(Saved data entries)
++++++
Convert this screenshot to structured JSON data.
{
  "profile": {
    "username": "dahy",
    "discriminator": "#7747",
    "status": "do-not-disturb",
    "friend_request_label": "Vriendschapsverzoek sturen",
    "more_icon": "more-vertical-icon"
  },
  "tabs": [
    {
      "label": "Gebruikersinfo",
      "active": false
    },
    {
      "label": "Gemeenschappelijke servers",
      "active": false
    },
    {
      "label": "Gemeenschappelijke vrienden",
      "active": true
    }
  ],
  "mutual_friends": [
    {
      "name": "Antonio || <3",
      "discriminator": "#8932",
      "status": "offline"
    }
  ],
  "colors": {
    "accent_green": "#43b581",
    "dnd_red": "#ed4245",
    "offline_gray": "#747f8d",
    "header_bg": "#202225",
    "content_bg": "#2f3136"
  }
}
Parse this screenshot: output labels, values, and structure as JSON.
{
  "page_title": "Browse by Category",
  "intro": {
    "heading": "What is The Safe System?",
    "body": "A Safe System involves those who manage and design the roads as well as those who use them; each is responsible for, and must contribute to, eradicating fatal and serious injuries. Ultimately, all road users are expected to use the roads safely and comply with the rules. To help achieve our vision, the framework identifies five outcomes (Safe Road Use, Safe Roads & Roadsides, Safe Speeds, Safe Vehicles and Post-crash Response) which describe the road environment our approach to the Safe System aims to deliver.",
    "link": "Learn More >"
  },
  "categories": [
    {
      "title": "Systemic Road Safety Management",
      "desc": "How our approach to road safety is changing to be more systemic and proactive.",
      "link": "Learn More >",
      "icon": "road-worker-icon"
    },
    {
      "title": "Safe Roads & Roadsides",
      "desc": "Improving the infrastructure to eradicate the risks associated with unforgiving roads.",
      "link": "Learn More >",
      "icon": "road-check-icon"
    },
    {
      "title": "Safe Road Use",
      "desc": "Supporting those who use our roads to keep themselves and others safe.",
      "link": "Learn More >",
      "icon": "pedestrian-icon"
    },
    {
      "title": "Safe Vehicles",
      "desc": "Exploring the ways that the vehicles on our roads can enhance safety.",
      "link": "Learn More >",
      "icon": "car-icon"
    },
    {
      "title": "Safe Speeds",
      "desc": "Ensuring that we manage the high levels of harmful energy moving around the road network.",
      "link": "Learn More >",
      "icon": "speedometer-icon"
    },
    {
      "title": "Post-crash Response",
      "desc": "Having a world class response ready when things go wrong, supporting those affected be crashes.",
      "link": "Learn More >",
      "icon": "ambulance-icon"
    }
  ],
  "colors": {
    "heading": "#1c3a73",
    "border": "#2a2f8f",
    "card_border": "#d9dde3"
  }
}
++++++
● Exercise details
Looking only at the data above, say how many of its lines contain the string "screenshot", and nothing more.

● Solution to the exercise
2